[Data items]
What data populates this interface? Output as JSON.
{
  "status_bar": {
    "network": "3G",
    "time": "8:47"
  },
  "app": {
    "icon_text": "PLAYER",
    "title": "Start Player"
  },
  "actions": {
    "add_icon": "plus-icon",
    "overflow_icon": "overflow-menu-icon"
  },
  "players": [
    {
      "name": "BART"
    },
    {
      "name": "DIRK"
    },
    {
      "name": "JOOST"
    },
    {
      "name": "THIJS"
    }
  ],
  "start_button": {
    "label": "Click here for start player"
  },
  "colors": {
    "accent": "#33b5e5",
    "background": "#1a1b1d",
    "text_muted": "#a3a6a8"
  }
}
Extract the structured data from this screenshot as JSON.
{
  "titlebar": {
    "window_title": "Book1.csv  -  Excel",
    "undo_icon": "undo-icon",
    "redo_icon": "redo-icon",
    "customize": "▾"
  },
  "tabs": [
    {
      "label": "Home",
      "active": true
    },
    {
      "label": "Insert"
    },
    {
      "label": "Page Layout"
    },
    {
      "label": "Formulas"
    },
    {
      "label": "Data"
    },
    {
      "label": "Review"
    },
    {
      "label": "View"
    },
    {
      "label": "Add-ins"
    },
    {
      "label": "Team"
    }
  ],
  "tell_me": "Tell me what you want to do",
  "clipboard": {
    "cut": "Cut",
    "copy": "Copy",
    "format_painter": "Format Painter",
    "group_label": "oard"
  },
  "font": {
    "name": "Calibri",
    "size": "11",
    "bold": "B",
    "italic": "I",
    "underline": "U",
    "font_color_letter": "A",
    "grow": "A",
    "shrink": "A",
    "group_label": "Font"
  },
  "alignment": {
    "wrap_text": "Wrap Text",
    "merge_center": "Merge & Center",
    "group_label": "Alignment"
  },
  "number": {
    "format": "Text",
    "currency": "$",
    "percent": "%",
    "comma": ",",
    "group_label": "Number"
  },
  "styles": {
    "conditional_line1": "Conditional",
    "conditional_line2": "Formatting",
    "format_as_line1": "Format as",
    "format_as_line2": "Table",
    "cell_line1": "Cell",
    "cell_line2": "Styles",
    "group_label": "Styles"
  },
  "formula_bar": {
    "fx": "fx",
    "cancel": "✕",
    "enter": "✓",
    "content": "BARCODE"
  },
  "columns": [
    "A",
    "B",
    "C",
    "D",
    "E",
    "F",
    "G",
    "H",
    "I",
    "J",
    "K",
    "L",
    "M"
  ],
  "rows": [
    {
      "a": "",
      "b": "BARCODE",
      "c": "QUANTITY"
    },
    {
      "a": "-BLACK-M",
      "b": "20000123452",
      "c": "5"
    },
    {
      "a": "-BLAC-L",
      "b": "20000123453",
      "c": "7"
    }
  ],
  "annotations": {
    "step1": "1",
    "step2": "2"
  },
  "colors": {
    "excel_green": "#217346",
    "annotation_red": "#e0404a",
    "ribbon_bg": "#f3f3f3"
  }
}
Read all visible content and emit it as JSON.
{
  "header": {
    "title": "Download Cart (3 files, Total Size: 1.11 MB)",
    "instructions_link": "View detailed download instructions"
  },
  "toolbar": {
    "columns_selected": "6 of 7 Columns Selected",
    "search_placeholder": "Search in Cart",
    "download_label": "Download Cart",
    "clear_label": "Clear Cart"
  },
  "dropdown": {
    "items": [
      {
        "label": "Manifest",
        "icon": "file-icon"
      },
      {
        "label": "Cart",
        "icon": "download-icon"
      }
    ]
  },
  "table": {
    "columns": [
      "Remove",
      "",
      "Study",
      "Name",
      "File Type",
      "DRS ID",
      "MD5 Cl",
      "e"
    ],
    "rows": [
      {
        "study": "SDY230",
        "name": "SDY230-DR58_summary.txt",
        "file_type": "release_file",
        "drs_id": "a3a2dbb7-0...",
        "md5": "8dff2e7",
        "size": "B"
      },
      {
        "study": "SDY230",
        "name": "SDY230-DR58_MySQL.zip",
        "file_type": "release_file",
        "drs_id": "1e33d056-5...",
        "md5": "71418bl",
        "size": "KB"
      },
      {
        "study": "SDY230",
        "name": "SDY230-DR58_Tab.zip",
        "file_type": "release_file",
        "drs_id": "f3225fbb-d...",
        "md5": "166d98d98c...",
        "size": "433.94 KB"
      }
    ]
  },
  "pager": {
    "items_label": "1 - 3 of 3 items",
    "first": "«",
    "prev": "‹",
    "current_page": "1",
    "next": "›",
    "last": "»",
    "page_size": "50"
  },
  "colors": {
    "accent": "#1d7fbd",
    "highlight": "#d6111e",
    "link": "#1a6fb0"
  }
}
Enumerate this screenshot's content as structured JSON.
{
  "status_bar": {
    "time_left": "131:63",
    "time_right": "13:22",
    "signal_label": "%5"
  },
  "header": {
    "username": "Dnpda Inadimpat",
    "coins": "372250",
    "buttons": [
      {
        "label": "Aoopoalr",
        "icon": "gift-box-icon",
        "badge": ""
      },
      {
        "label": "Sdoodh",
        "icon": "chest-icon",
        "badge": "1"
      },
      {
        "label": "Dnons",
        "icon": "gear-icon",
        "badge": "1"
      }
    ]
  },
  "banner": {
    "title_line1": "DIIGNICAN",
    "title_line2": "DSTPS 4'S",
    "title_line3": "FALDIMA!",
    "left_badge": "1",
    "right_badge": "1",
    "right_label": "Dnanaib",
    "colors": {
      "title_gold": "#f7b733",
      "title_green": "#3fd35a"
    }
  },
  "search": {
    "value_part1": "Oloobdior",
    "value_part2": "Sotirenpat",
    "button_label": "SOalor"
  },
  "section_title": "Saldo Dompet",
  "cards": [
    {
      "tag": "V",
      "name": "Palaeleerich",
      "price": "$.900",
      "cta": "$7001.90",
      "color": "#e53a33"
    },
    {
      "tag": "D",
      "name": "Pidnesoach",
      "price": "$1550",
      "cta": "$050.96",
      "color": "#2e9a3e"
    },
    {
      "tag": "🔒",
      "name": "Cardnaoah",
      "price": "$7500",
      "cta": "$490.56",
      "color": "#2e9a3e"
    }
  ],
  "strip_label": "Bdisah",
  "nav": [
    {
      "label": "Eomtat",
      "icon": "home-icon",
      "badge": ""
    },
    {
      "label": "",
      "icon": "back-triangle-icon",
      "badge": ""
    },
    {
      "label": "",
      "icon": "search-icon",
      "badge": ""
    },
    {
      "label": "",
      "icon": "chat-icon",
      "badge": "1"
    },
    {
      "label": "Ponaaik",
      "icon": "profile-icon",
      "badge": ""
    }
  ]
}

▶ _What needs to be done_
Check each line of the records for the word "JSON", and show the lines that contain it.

▶ _Answer space_
What data populates this interface? Output as JSON.
Extract the structured data from this screenshot as JSON.
Read all visible content and emit it as JSON.
Enumerate this screenshot's content as structured JSON.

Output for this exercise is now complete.